[Source records]
=== Section Start ===

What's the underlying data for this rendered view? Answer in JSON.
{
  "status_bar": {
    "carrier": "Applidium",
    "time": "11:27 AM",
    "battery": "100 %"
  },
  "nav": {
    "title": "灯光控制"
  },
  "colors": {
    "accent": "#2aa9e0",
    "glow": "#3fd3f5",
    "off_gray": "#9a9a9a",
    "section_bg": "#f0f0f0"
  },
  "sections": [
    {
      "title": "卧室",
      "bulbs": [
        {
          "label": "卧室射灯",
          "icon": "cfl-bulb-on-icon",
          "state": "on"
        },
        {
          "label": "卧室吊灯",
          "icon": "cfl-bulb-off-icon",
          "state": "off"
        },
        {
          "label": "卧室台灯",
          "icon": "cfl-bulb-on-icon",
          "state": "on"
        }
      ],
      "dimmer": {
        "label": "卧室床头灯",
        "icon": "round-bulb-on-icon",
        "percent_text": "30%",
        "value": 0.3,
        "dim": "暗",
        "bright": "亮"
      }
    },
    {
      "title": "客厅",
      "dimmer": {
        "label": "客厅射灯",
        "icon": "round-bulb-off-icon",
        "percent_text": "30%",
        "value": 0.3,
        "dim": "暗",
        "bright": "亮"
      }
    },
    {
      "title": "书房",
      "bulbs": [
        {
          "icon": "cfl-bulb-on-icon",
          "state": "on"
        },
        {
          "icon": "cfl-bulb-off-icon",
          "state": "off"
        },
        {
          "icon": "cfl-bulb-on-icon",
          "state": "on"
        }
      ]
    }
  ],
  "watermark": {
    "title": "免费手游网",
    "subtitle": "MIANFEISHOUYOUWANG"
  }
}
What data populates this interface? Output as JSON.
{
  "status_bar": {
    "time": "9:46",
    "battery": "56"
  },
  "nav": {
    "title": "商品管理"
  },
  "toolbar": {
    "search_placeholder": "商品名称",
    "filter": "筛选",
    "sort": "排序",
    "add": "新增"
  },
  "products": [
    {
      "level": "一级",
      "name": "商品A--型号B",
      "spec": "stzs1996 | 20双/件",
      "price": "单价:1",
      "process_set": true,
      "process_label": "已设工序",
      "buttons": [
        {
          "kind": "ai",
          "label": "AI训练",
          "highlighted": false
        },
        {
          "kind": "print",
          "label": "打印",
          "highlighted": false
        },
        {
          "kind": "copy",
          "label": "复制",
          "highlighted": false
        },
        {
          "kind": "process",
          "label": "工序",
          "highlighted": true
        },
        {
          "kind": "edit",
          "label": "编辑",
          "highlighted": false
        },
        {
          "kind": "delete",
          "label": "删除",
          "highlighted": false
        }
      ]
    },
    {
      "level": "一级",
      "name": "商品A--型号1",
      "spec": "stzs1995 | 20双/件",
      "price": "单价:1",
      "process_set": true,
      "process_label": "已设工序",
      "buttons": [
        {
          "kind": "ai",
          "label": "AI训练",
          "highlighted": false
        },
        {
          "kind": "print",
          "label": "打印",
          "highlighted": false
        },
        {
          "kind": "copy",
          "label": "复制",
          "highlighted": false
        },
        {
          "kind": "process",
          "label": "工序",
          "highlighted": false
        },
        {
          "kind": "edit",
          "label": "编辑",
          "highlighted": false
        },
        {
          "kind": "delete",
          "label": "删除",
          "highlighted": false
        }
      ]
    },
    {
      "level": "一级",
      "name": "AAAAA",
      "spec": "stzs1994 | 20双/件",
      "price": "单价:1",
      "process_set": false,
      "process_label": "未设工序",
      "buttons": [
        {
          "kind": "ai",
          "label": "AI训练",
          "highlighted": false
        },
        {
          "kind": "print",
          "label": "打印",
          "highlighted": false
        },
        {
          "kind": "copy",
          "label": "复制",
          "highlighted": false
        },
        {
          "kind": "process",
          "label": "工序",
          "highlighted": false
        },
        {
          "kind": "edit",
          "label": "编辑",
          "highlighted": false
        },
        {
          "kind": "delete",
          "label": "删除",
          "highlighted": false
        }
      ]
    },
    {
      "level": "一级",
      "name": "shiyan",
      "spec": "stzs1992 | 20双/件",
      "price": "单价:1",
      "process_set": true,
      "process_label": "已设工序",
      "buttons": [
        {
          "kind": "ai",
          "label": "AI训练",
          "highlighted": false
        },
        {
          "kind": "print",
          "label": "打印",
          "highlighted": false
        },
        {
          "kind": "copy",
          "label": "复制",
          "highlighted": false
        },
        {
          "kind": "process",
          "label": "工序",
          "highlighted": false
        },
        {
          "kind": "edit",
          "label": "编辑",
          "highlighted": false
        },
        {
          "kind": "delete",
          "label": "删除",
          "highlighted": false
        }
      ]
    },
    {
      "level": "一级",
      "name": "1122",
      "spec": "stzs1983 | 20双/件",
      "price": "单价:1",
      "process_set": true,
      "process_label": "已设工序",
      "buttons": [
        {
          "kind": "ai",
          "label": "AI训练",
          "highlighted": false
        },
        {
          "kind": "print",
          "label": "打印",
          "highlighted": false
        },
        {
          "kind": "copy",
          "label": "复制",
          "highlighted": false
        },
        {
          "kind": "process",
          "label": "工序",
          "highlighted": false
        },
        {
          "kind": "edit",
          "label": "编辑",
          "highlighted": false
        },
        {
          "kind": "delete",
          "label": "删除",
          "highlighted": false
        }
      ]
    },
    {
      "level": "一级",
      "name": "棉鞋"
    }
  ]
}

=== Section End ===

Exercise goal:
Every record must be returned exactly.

Exercise result:
What's the underlying data for this rendered view? Answer in JSON.
{
  "status_bar": {
    "carrier": "Applidium",
    "time": "11:27 AM",
    "battery": "100 %"
  },
  "nav": {
    "title": "灯光控制"
  },
  "colors": {
    "accent": "#2aa9e0",
    "glow": "#3fd3f5",
    "off_gray": "#9a9a9a",
    "section_bg": "#f0f0f0"
  },
  "sections": [
    {
      "title": "卧室",
      "bulbs": [
        {
          "label": "卧室射灯",
          "icon": "cfl-bulb-on-icon",
          "state": "on"
        },
        {
          "label": "卧室吊灯",
          "icon": "cfl-bulb-off-icon",
          "state": "off"
        },
        {
          "label": "卧室台灯",
          "icon": "cfl-bulb-on-icon",
          "state": "on"
        }
      ],
      "dimmer": {
        "label": "卧室床头灯",
        "icon": "round-bulb-on-icon",
        "percent_text": "30%",
        "value": 0.3,
        "dim": "暗",
        "bright": "亮"
      }
    },
    {
      "title": "客厅",
      "dimmer": {
        "label": "客厅射灯",
        "icon": "round-bulb-off-icon",
        "percent_text": "30%",
        "value": 0.3,
        "dim": "暗",
        "bright": "亮"
      }
    },
    {
      "title": "书房",
      "bulbs": [
        {
          "icon": "cfl-bulb-on-icon",
          "state": "on"
        },
        {
          "icon": "cfl-bulb-off-icon",
          "state": "off"
        },
        {
          "icon": "cfl-bulb-on-icon",
          "state": "on"
        }
      ]
    }
  ],
  "watermark": {
    "title": "免费手游网",
    "subtitle": "MIANFEISHOUYOUWANG"
  }
}
What data populates this interface? Output as JSON.
{
  "status_bar": {
    "time": "9:46",
    "battery": "56"
  },
  "nav": {
    "title": "商品管理"
  },
  "toolbar": {
    "search_placeholder": "商品名称",
    "filter": "筛选",
    "sort": "排序",
    "add": "新增"
  },
  "products": [
    {
      "level": "一级",
      "name": "商品A--型号B",
      "spec": "stzs1996 | 20双/件",
      "price": "单价:1",
      "process_set": true,
      "process_label": "已设工序",
      "buttons": [
        {
          "kind": "ai",
          "label": "AI训练",
          "highlighted": false
        },
        {
          "kind": "print",
          "label": "打印",
          "highlighted": false
        },
        {
          "kind": "copy",
          "label": "复制",
          "highlighted": false
        },
        {
          "kind": "process",
          "label": "工序",
          "highlighted": true
        },
        {
          "kind": "edit",
          "label": "编辑",
          "highlighted": false
        },
        {
          "kind": "delete",
          "label": "删除",
          "highlighted": false
        }
      ]
    },
    {
      "level": "一级",
      "name": "商品A--型号1",
      "spec": "stzs1995 | 20双/件",
      "price": "单价:1",
      "process_set": true,
      "process_label": "已设工序",
      "buttons": [
        {
          "kind": "ai",
          "label": "AI训练",
          "highlighted": false
        },
        {
          "kind": "print",
          "label": "打印",
          "highlighted": false
        },
        {
          "kind": "copy",
          "label": "复制",
          "highlighted": false
        },
        {
          "kind": "process",
          "label": "工序",
          "highlighted": false
        },
        {
          "kind": "edit",
          "label": "编辑",
          "highlighted": false
        },
        {
          "kind": "delete",
          "label": "删除",
          "highlighted": false
        }
      ]
    },
    {
      "level": "一级",
      "name": "AAAAA",
      "spec": "stzs1994 | 20双/件",
      "price": "单价:1",
      "process_set": false,
      "process_label": "未设工序",
      "buttons": [
        {
          "kind": "ai",
          "label": "AI训练",
          "highlighted": false
        },
        {
          "kind": "print",
          "label": "打印",
          "highlighted": false
        },
        {
          "kind": "copy",
          "label": "复制",
          "highlighted": false
        },
        {
          "kind": "process",
          "label": "工序",
          "highlighted": false
        },
        {
          "kind": "edit",
          "label": "编辑",
          "highlighted": false
        },
        {
          "kind": "delete",
          "label": "删除",
          "highlighted": false
        }
      ]
    },
    {
      "level": "一级",
      "name": "shiyan",
      "spec": "stzs1992 | 20双/件",
      "price": "单价:1",
      "process_set": true,
      "process_label": "已设工序",
      "buttons": [
        {
          "kind": "ai",
          "label": "AI训练",
          "highlighted": false
        },
        {
          "kind": "print",
          "label": "打印",
          "highlighted": false
        },
        {
          "kind": "copy",
          "label": "复制",
          "highlighted": false
        },
        {
          "kind": "process",
          "label": "工序",
          "highlighted": false
        },
        {
          "kind": "edit",
          "label": "编辑",
          "highlighted": false
        },
        {
          "kind": "delete",
          "label": "删除",
          "highlighted": false
        }
      ]
    },
    {
      "level": "一级",
      "name": "1122",
      "spec": "stzs1983 | 20双/件",
      "price": "单价:1",
      "process_set": true,
      "process_label": "已设工序",
      "buttons": [
        {
          "kind": "ai",
          "label": "AI训练",
          "highlighted": false
        },
        {
          "kind": "print",
          "label": "打印",
          "highlighted": false
        },
        {
          "kind": "copy",
          "label": "复制",
          "highlighted": false
        },
        {
          "kind": "process",
          "label": "工序",
          "highlighted": false
        },
        {
          "kind": "edit",
          "label": "编辑",
          "highlighted": false
        },
        {
          "kind": "delete",
          "label": "删除",
          "highlighted": false
        }
      ]
    },
    {
      "level": "一级",
      "name": "棉鞋"
    }
  ]
}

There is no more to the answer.